4. Secondary Acquisitions

There has necessarily been a major move to acquiring secondary acquisitions. In effect, PE is buying businesses from other PE houses that have already been through the PE process. A consequence is that there is likely to be less potential for improvement as cash and costs will have been squeezed. Another value-adding strategy will be needed. In addition, there may be the issue of motivating management who have acquired affluence through their equity involvement in the previous deal. Secondary acquisitions have increased rapidly in recent years. It is likely that “less has been left on the table” following previous PE activity and that returns are likely to be lower.



For each of the key areas in which PE generates value, there is evidence that the modus operandi is becoming diluted with implications for the extent of future value creation. In effect, the PE model has reached capacity limited by acquisition availability and too much money chasing limited opportunities. Higher target prices is bad news for PE as it means more debt risk, and a greater likelihood that they may have to sell into a market with lower multiples in the event of a downturn in deal activity. Greater numbers of secondary deals are likely to also result in lower returns as much of the opportunity on cost reduction and cash control have already been exploited. Similarly, readily available value-adding strategies have already been applied. “Buy and build” strategy introduces execution risk which PE has done well to avoid in the past. Certainly, corporates have found this area to be a ready means of destroying value. Can PE really avoid the same fate? Reduced management alignment through more limited equity participation will also introduce greater risk in retaining and motivating key management. What we are seeing is the sheer volume of money at PE’s disposal slowly degrading the key elements of PE value generation. There seems little prospect of previous performance being achieved again in the future.

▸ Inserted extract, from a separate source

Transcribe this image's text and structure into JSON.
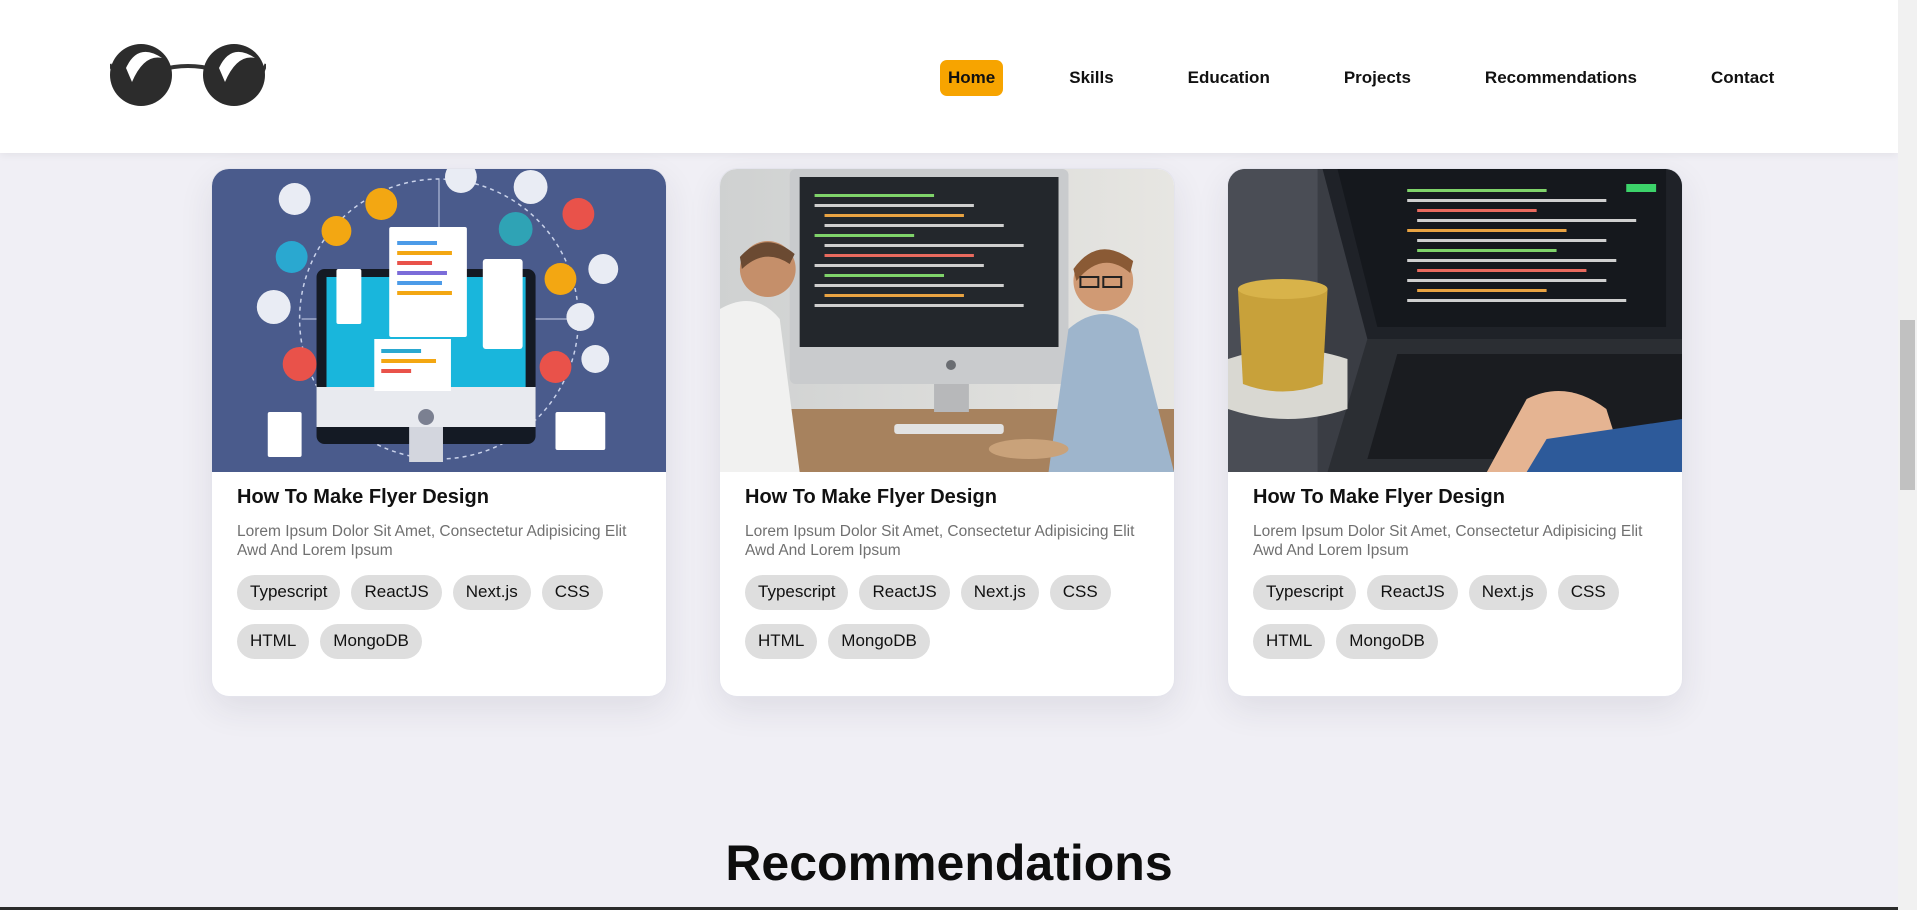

About the Author

John Colley is Professor of Practice in Strategy and Leadership, Pro Dean, at Warwick Business School. Following an early career in Finance, John was Group Managing Director of a FTSE 100 business and then Executive Managing Director of a French CAC40 business. Currently, John chairs two businesses and advises private businesses at board level. Until recently he chaired a listed PLC.



1. “Private Equity Benchmarking: Where Should I Start?,”Towers Watson, 2012,…/Towers-Watson-Private-Equity-Benchmarks.pdf?


3. Martin RL (2016), “M&A: The One Thing You Need to Get Right,” Harvard Business Review,; Christensen et al (2011), “The Big Idea: The New M&A Playbook,” Harvard Business Review,

4. Financial Times Alphaville, 2017.

5. “Bain and Company’s Global Private Equity Report 2018,”

The views expressed in this article are those of the authors and do not necessarily reflect the views or policies of The World Financial Review.